## About this exercise
Exactly reproduce the entries, dropping any pictures from your copy.

## Task data
BEGIN
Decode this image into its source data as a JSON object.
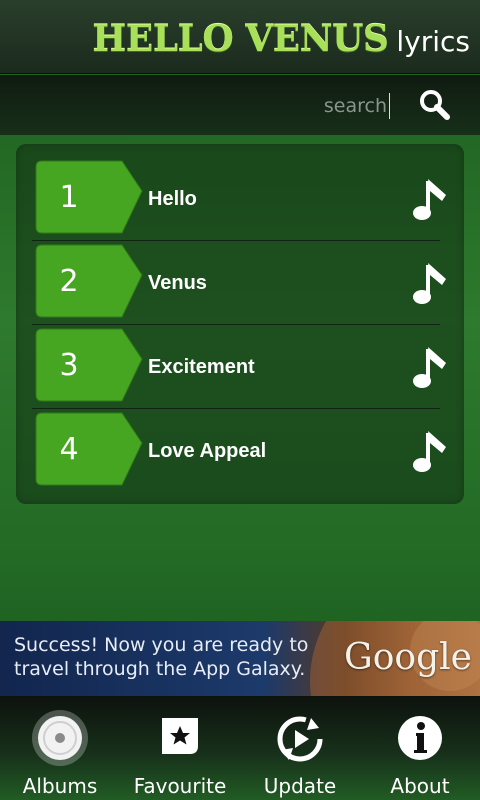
{
  "header": {
    "title_main": "HELLO VENUS",
    "title_sub": "lyrics"
  },
  "search": {
    "placeholder": "search",
    "value": ""
  },
  "songs": [
    {
      "number": "1",
      "title": "Hello"
    },
    {
      "number": "2",
      "title": "Venus"
    },
    {
      "number": "3",
      "title": "Excitement"
    },
    {
      "number": "4",
      "title": "Love Appeal"
    }
  ],
  "ad": {
    "text": "Success! Now you are ready to travel through the App Galaxy.",
    "brand": "Google"
  },
  "nav": [
    {
      "label": "Albums",
      "icon": "album-disc-icon"
    },
    {
      "label": "Favourite",
      "icon": "star-icon"
    },
    {
      "label": "Update",
      "icon": "update-icon"
    },
    {
      "label": "About",
      "icon": "info-icon"
    }
  ],
  "colors": {
    "accent": "#44a81e",
    "title_green": "#a9e05a"
  }
}
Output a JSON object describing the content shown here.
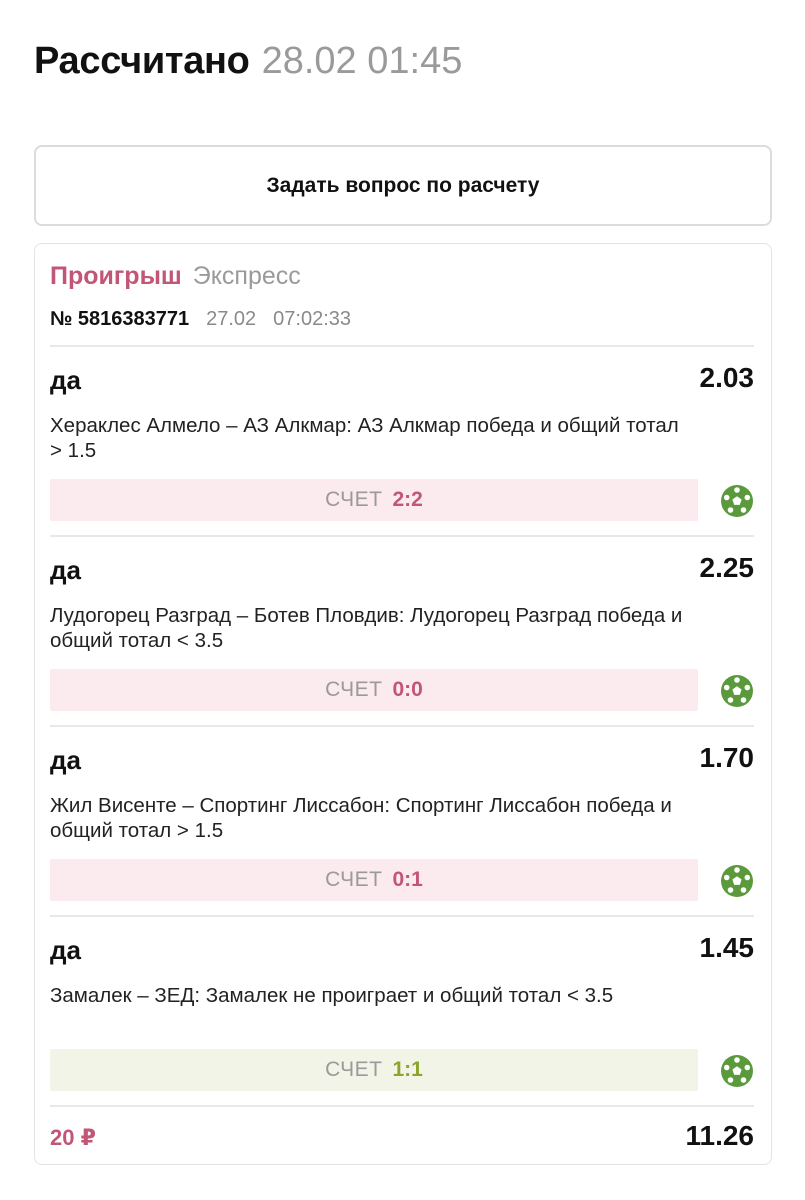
{
  "header": {
    "status": "Рассчитано",
    "datetime": "28.02 01:45"
  },
  "ask_button": {
    "label": "Задать вопрос по расчету"
  },
  "bet": {
    "result": "Проигрыш",
    "type": "Экспресс",
    "number": "№ 5816383771",
    "date": "27.02",
    "time": "07:02:33",
    "events": [
      {
        "pick": "да",
        "odd": "2.03",
        "description": "Хераклес Алмело – АЗ Алкмар: АЗ Алкмар победа и общий тотал > 1.5",
        "score_label": "СЧЕТ",
        "score": "2:2",
        "outcome": "lose",
        "icon": "soccer-ball-icon"
      },
      {
        "pick": "да",
        "odd": "2.25",
        "description": "Лудогорец Разград – Ботев Пловдив: Лудогорец Разград победа и общий тотал < 3.5",
        "score_label": "СЧЕТ",
        "score": "0:0",
        "outcome": "lose",
        "icon": "soccer-ball-icon"
      },
      {
        "pick": "да",
        "odd": "1.70",
        "description": "Жил Висенте – Спортинг Лиссабон: Спортинг Лиссабон победа и общий тотал > 1.5",
        "score_label": "СЧЕТ",
        "score": "0:1",
        "outcome": "lose",
        "icon": "soccer-ball-icon"
      },
      {
        "pick": "да",
        "odd": "1.45",
        "description": "Замалек – ЗЕД: Замалек не проиграет и общий тотал < 3.5",
        "score_label": "СЧЕТ",
        "score": "1:1",
        "outcome": "win",
        "icon": "soccer-ball-icon"
      }
    ],
    "stake": "20 ₽",
    "total_odd": "11.26"
  },
  "colors": {
    "lose_accent": "#c25677",
    "lose_bg": "#fbeaee",
    "win_accent": "#8aa52a",
    "win_bg": "#f1f4e6",
    "ball_green": "#5a9a3c"
  }
}
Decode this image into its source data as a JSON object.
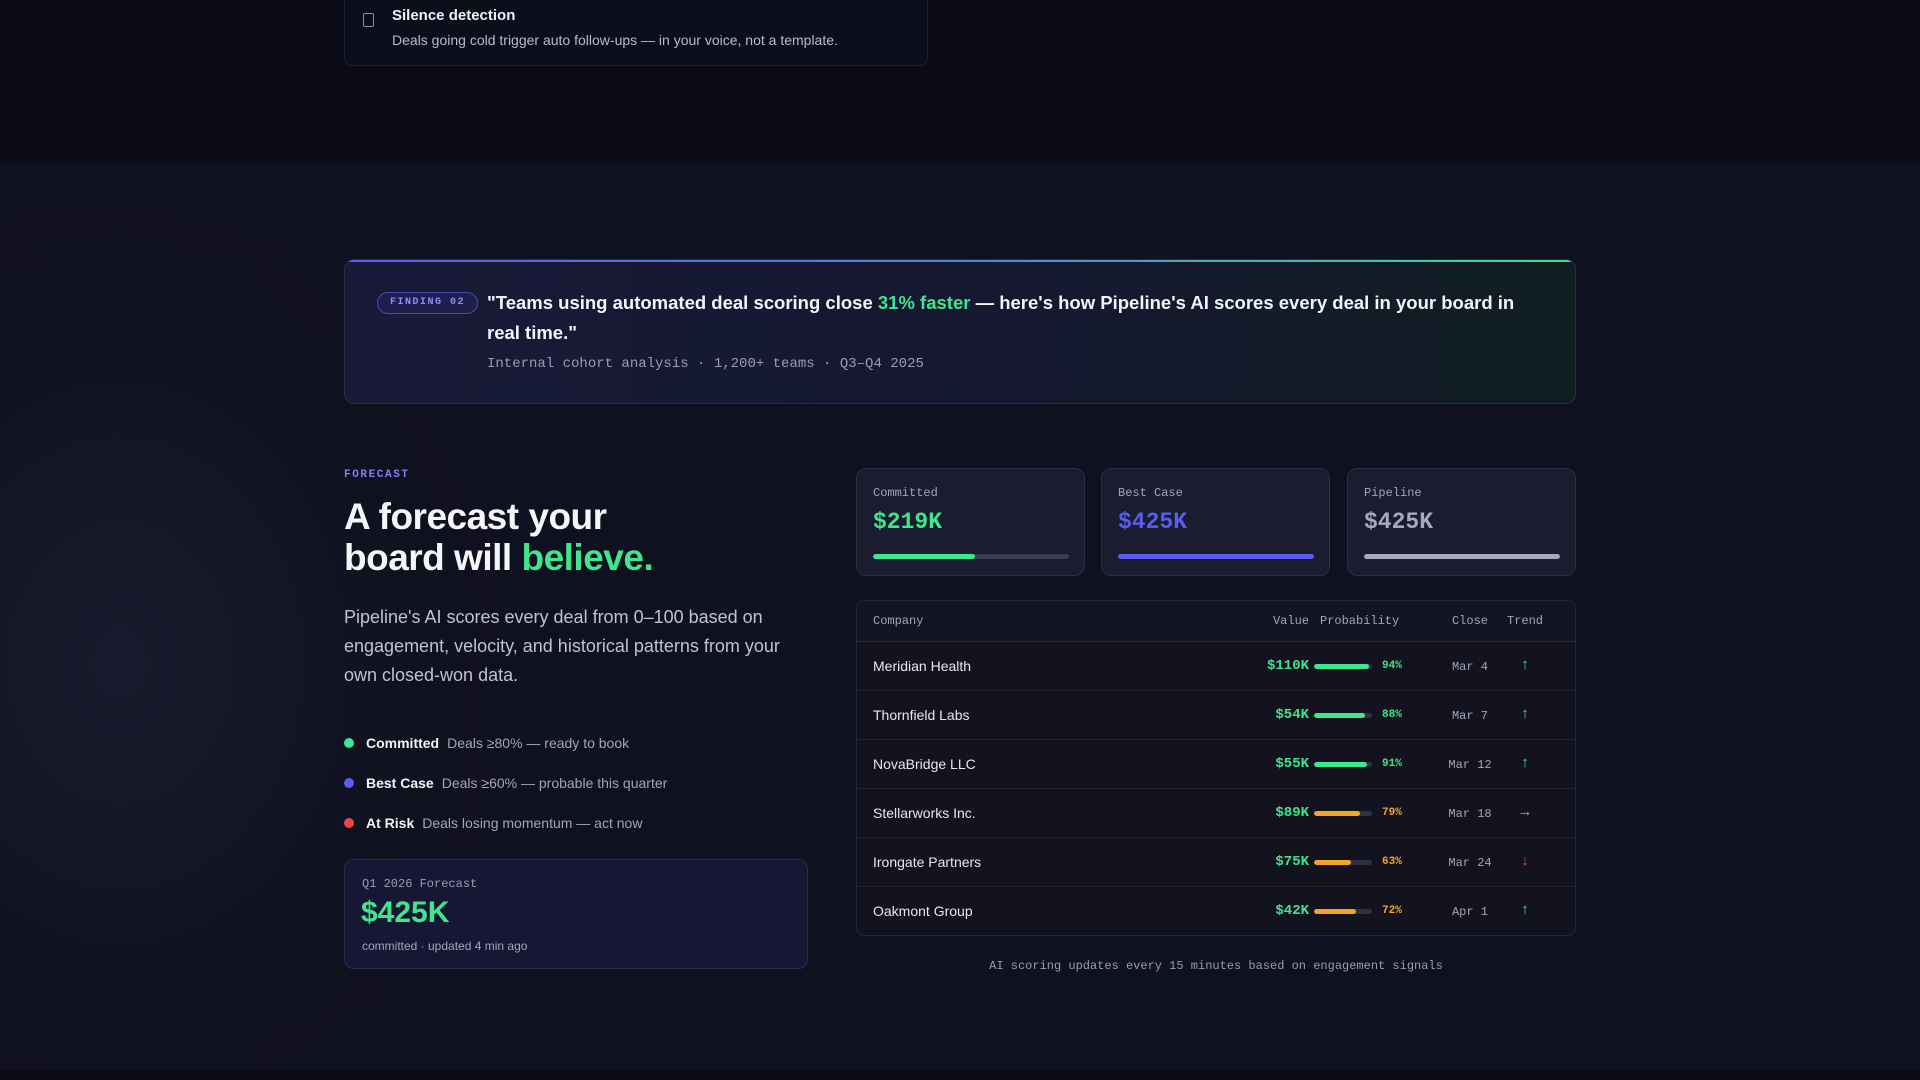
{
  "silence": {
    "icon": "document-icon",
    "title": "Silence detection",
    "description": "Deals going cold trigger auto follow-ups — in your voice, not a template."
  },
  "finding": {
    "badge": "FINDING 02",
    "quote_pre": "\"Teams using automated deal scoring close ",
    "quote_highlight": "31% faster",
    "quote_post": " — here's how Pipeline's AI scores every deal in your board in real time.\"",
    "source": "Internal cohort analysis · 1,200+ teams · Q3–Q4 2025"
  },
  "forecast": {
    "eyebrow": "FORECAST",
    "headline_line1": "A forecast your",
    "headline_line2_pre": "board will ",
    "headline_accent": "believe.",
    "subcopy": "Pipeline's AI scores every deal from 0–100 based on engagement, velocity, and historical patterns from your own closed-won data.",
    "legend": [
      {
        "name": "Committed",
        "desc": "Deals ≥80% — ready to book",
        "color": "#3ee68c"
      },
      {
        "name": "Best Case",
        "desc": "Deals ≥60% — probable this quarter",
        "color": "#5b5cf0"
      },
      {
        "name": "At Risk",
        "desc": "Deals losing momentum — act now",
        "color": "#ef4444"
      }
    ],
    "card": {
      "label": "Q1 2026 Forecast",
      "value": "$425K",
      "sub": "committed · updated 4 min ago"
    }
  },
  "stats": [
    {
      "label": "Committed",
      "value": "$219K",
      "color": "#3ee68c",
      "fill": 0.52
    },
    {
      "label": "Best Case",
      "value": "$425K",
      "color": "#5b5cf0",
      "fill": 1.0
    },
    {
      "label": "Pipeline",
      "value": "$425K",
      "color": "#a8aabb",
      "fill": 1.0
    }
  ],
  "table": {
    "headers": {
      "company": "Company",
      "value": "Value",
      "probability": "Probability",
      "close": "Close",
      "trend": "Trend"
    },
    "rows": [
      {
        "company": "Meridian Health",
        "value": "$110K",
        "prob": 0.94,
        "pct": "94%",
        "close": "Mar 4",
        "trend": "↑",
        "trend_color": "#3ee68c",
        "bar_color": "#3ee68c"
      },
      {
        "company": "Thornfield Labs",
        "value": "$54K",
        "prob": 0.88,
        "pct": "88%",
        "close": "Mar 7",
        "trend": "↑",
        "trend_color": "#3ee68c",
        "bar_color": "#3ee68c"
      },
      {
        "company": "NovaBridge LLC",
        "value": "$55K",
        "prob": 0.91,
        "pct": "91%",
        "close": "Mar 12",
        "trend": "↑",
        "trend_color": "#3ee68c",
        "bar_color": "#3ee68c"
      },
      {
        "company": "Stellarworks Inc.",
        "value": "$89K",
        "prob": 0.79,
        "pct": "79%",
        "close": "Mar 18",
        "trend": "→",
        "trend_color": "#a3a5b8",
        "bar_color": "#f5a524"
      },
      {
        "company": "Irongate Partners",
        "value": "$75K",
        "prob": 0.63,
        "pct": "63%",
        "close": "Mar 24",
        "trend": "↓",
        "trend_color": "#ef4444",
        "bar_color": "#f5a524"
      },
      {
        "company": "Oakmont Group",
        "value": "$42K",
        "prob": 0.72,
        "pct": "72%",
        "close": "Apr 1",
        "trend": "↑",
        "trend_color": "#3ee68c",
        "bar_color": "#f5a524"
      }
    ],
    "note": "AI scoring updates every 15 minutes based on engagement signals"
  }
}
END
## Exercise solution
Decode this image into its source data as a JSON object.
{
  "header": {
    "title_main": "HELLO VENUS",
    "title_sub": "lyrics"
  },
  "search": {
    "placeholder": "search",
    "value": ""
  },
  "songs": [
    {
      "number": "1",
      "title": "Hello"
    },
    {
      "number": "2",
      "title": "Venus"
    },
    {
      "number": "3",
      "title": "Excitement"
    },
    {
      "number": "4",
      "title": "Love Appeal"
    }
  ],
  "ad": {
    "text": "Success! Now you are ready to travel through the App Galaxy.",
    "brand": "Google"
  },
  "nav": [
    {
      "label": "Albums",
      "icon": "album-disc-icon"
    },
    {
      "label": "Favourite",
      "icon": "star-icon"
    },
    {
      "label": "Update",
      "icon": "update-icon"
    },
    {
      "label": "About",
      "icon": "info-icon"
    }
  ],
  "colors": {
    "accent": "#44a81e",
    "title_green": "#a9e05a"
  }
}
Output a JSON object describing the content shown here.
{
  "header": {
    "status": "Рассчитано",
    "datetime": "28.02 01:45"
  },
  "ask_button": {
    "label": "Задать вопрос по расчету"
  },
  "bet": {
    "result": "Проигрыш",
    "type": "Экспресс",
    "number": "№ 5816383771",
    "date": "27.02",
    "time": "07:02:33",
    "events": [
      {
        "pick": "да",
        "odd": "2.03",
        "description": "Хераклес Алмело – АЗ Алкмар: АЗ Алкмар победа и общий тотал > 1.5",
        "score_label": "СЧЕТ",
        "score": "2:2",
        "outcome": "lose",
        "icon": "soccer-ball-icon"
      },
      {
        "pick": "да",
        "odd": "2.25",
        "description": "Лудогорец Разград – Ботев Пловдив: Лудогорец Разград победа и общий тотал < 3.5",
        "score_label": "СЧЕТ",
        "score": "0:0",
        "outcome": "lose",
        "icon": "soccer-ball-icon"
      },
      {
        "pick": "да",
        "odd": "1.70",
        "description": "Жил Висенте – Спортинг Лиссабон: Спортинг Лиссабон победа и общий тотал > 1.5",
        "score_label": "СЧЕТ",
        "score": "0:1",
        "outcome": "lose",
        "icon": "soccer-ball-icon"
      },
      {
        "pick": "да",
        "odd": "1.45",
        "description": "Замалек – ЗЕД: Замалек не проиграет и общий тотал < 3.5",
        "score_label": "СЧЕТ",
        "score": "1:1",
        "outcome": "win",
        "icon": "soccer-ball-icon"
      }
    ],
    "stake": "20 ₽",
    "total_odd": "11.26"
  },
  "colors": {
    "lose_accent": "#c25677",
    "lose_bg": "#fbeaee",
    "win_accent": "#8aa52a",
    "win_bg": "#f1f4e6",
    "ball_green": "#5a9a3c"
  }
}
Decode this image into its source data as a JSON object.
{
  "silence": {
    "icon": "document-icon",
    "title": "Silence detection",
    "description": "Deals going cold trigger auto follow-ups — in your voice, not a template."
  },
  "finding": {
    "badge": "FINDING 02",
    "quote_pre": "\"Teams using automated deal scoring close ",
    "quote_highlight": "31% faster",
    "quote_post": " — here's how Pipeline's AI scores every deal in your board in real time.\"",
    "source": "Internal cohort analysis · 1,200+ teams · Q3–Q4 2025"
  },
  "forecast": {
    "eyebrow": "FORECAST",
    "headline_line1": "A forecast your",
    "headline_line2_pre": "board will ",
    "headline_accent": "believe.",
    "subcopy": "Pipeline's AI scores every deal from 0–100 based on engagement, velocity, and historical patterns from your own closed-won data.",
    "legend": [
      {
        "name": "Committed",
        "desc": "Deals ≥80% — ready to book",
        "color": "#3ee68c"
      },
      {
        "name": "Best Case",
        "desc": "Deals ≥60% — probable this quarter",
        "color": "#5b5cf0"
      },
      {
        "name": "At Risk",
        "desc": "Deals losing momentum — act now",
        "color": "#ef4444"
      }
    ],
    "card": {
      "label": "Q1 2026 Forecast",
      "value": "$425K",
      "sub": "committed · updated 4 min ago"
    }
  },
  "stats": [
    {
      "label": "Committed",
      "value": "$219K",
      "color": "#3ee68c",
      "fill": 0.52
    },
    {
      "label": "Best Case",
      "value": "$425K",
      "color": "#5b5cf0",
      "fill": 1.0
    },
    {
      "label": "Pipeline",
      "value": "$425K",
      "color": "#a8aabb",
      "fill": 1.0
    }
  ],
  "table": {
    "headers": {
      "company": "Company",
      "value": "Value",
      "probability": "Probability",
      "close": "Close",
      "trend": "Trend"
    },
    "rows": [
      {
        "company": "Meridian Health",
        "value": "$110K",
        "prob": 0.94,
        "pct": "94%",
        "close": "Mar 4",
        "trend": "↑",
        "trend_color": "#3ee68c",
        "bar_color": "#3ee68c"
      },
      {
        "company": "Thornfield Labs",
        "value": "$54K",
        "prob": 0.88,
        "pct": "88%",
        "close": "Mar 7",
        "trend": "↑",
        "trend_color": "#3ee68c",
        "bar_color": "#3ee68c"
      },
      {
        "company": "NovaBridge LLC",
        "value": "$55K",
        "prob": 0.91,
        "pct": "91%",
        "close": "Mar 12",
        "trend": "↑",
        "trend_color": "#3ee68c",
        "bar_color": "#3ee68c"
      },
      {
        "company": "Stellarworks Inc.",
        "value": "$89K",
        "prob": 0.79,
        "pct": "79%",
        "close": "Mar 18",
        "trend": "→",
        "trend_color": "#a3a5b8",
        "bar_color": "#f5a524"
      },
      {
        "company": "Irongate Partners",
        "value": "$75K",
        "prob": 0.63,
        "pct": "63%",
        "close": "Mar 24",
        "trend": "↓",
        "trend_color": "#ef4444",
        "bar_color": "#f5a524"
      },
      {
        "company": "Oakmont Group",
        "value": "$42K",
        "prob": 0.72,
        "pct": "72%",
        "close": "Apr 1",
        "trend": "↑",
        "trend_color": "#3ee68c",
        "bar_color": "#f5a524"
      }
    ],
    "note": "AI scoring updates every 15 minutes based on engagement signals"
  }
}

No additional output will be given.